The impetus for the symposium came from a study carried out by the Zukunftsinstitut, which found that by 2030 45% of Germans would be single, begging the question: What will life be like for single people living in Germany around that time? Will society consist purely of single-person households by 2060?
First of all, some of the ambiguities and myths surrounding current singles statistics and resulting differences in numbers need to be clarified, as there are widely differing conclusions: the Federal Statistical Office only counts one-person households, which includes people in relationships not living together. Single parents with children are excluded from these statistics, as well as singles sharing a living space with other people.
The term “single” should not only be applied to young, free-spending Hipsters between the ages of 20 and 40, but also include widows and widowers, and single parents. The travel industry, including the symposium organiser adamare SingleReisen, estimates the true number to be between 11 and 12 million.
Wieland Stolzenburg, a couples therapist and singles coach from Munich, addressed possible psychological issues that make it harder for people to commit today, and gave examples of some of the worst pitfalls of dating. One suggestion was to avoid suffocating a budding relationship with excessive attention.
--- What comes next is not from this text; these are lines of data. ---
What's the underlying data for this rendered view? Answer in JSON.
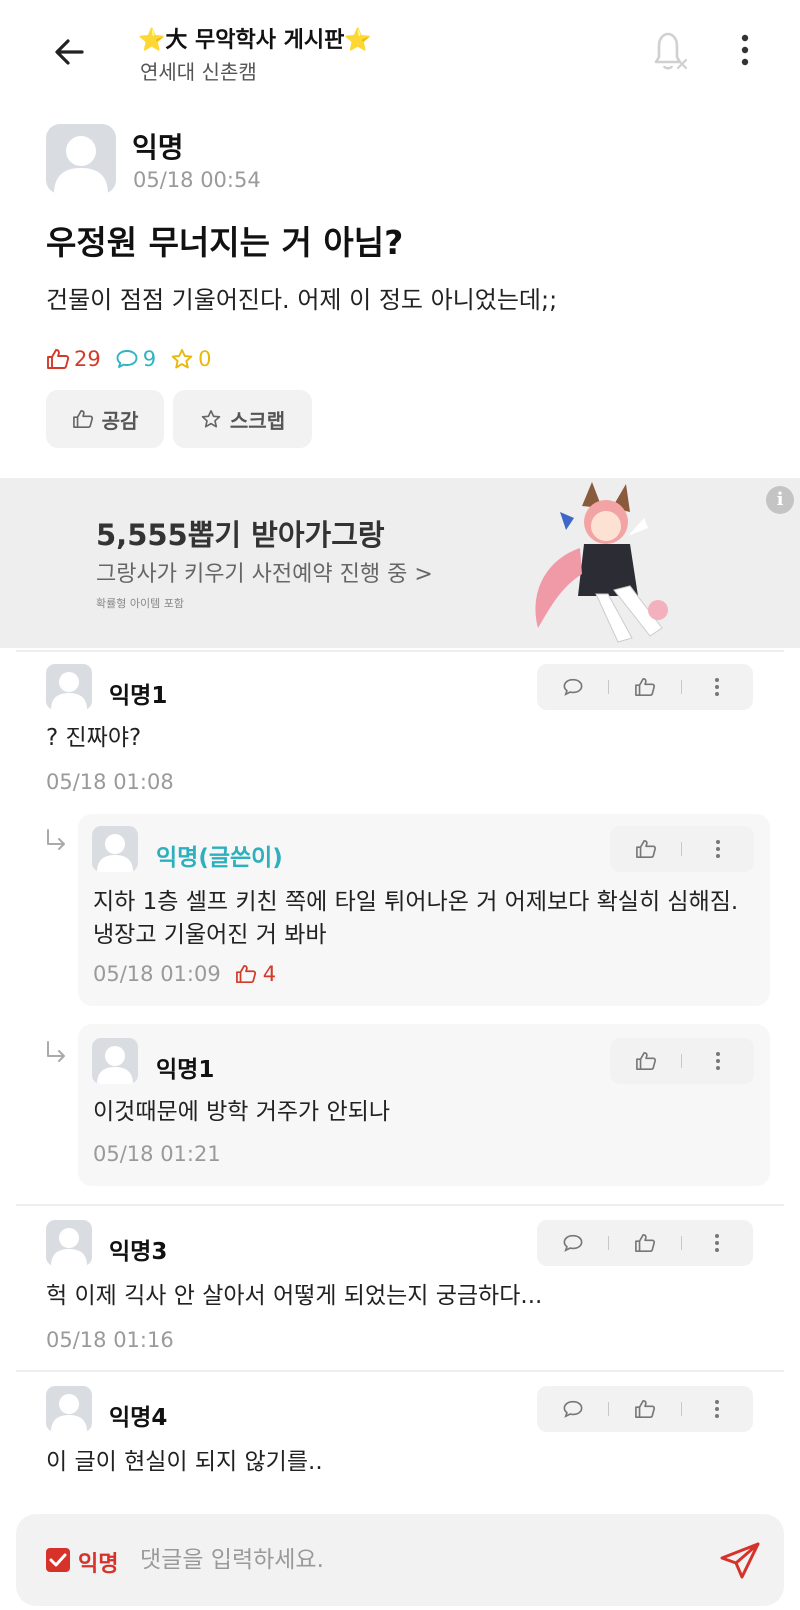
{
  "header": {
    "board_title": "⭐大 무악학사 게시판⭐",
    "board_subtitle": "연세대 신촌캠",
    "icons": [
      "back-arrow-icon",
      "bell-off-icon",
      "more-vertical-icon"
    ]
  },
  "post": {
    "author": "익명",
    "timestamp": "05/18 00:54",
    "title": "우정원 무너지는 거 아님?",
    "body": "건물이 점점 기울어진다. 어제 이 정도 아니었는데;;",
    "like_count": "29",
    "comment_count": "9",
    "scrap_count": "0",
    "like_button": "공감",
    "scrap_button": "스크랩"
  },
  "ad": {
    "title": "5,555뽑기 받아가그랑",
    "subtitle": "그랑사가 키우기 사전예약 진행 중 >",
    "note": "확률형 아이템 포함",
    "info_icon": "i"
  },
  "comments": [
    {
      "author": "익명1",
      "text": "? 진짜야?",
      "timestamp": "05/18 01:08"
    },
    {
      "author": "익명(글쓴이)",
      "text": "지하 1층 셀프 키친 쪽에 타일 튀어나온 거 어제보다 확실히 심해짐. 냉장고 기울어진 거 봐바",
      "timestamp": "05/18 01:09",
      "likes": "4"
    },
    {
      "author": "익명1",
      "text": "이것때문에 방학 거주가 안되나",
      "timestamp": "05/18 01:21"
    },
    {
      "author": "익명3",
      "text": "헉 이제 긱사 안 살아서 어떻게 되었는지 궁금하다...",
      "timestamp": "05/18 01:16"
    },
    {
      "author": "익명4",
      "text": "이 글이 현실이 되지 않기를..",
      "timestamp": ""
    }
  ],
  "comment_bar": {
    "anonymous_label": "익명",
    "anonymous_checked": true,
    "placeholder": "댓글을 입력하세요."
  },
  "colors": {
    "like_red": "#d23b2a",
    "comment_teal": "#2fb4c4",
    "scrap_yellow": "#e8b90a",
    "op_teal": "#2db0be",
    "accent_red": "#d7322a"
  }
}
Here the well-known saying applies: “If you want to be valued, make yourself scarce.“
Anja Drews, a sexologist at Beate Uhse AG, spoke about singles and sexuality, and dispelled the myth that it is singles, especially, who have the most sex. In effect, only five percent of sexual intercourse takes place outside relationships. On the whole human beings long for sex AND love, meaning that some people would rather forego sex if they are not in a relationship.
Next up was Pamela Moucha, Singlebörsen-Vergleich.de’s online dating expert, who spoke about dating communication. Although singles interaction in internet flirting and dating portals is more relaxed and direct, it is clearly more ruthless too. Anyone who does not have the right profile and/or live up to the expectations of the person searching is simply “clicked away”.
Stefan Zierke, a member of Parliament for the German Socialist Party, sees it as a political duty to promote family life by providing incentives for to the formation of relationships. There are many reasons for being in a relationship; first of all, the fact that singles die earlier. However, so far no subventions are foreseen for dating services.
Although the occasional suggestion may have arisen that singles are needy, the issues and statistics discussed were meant to be viewed as tendencies, not hard-boiled facts.
Steffen Butzko, CEO of adamare SingleReisen, talked about the travel habits of singles and how they should be addressed in marketing terms. A target group oriented approach and relevant handling are paramount for ensuring long-term success with this group. For instance, singles do not want to be exposed as such. If they have booked an adamare trip they avoid telling their friends that they are going on a singles trip but say that it is a group tour. For many being single is a kind of flaw, and adamare wants to break a lance for all singles and their relationship status, so that this is viewed simply as one form of living among many.
Following the discussions, various assertions and themes were discussed together in plenary sessions. Many interviews took place in which what had been said was elaborated upon over refreshments in the hotel restaurant.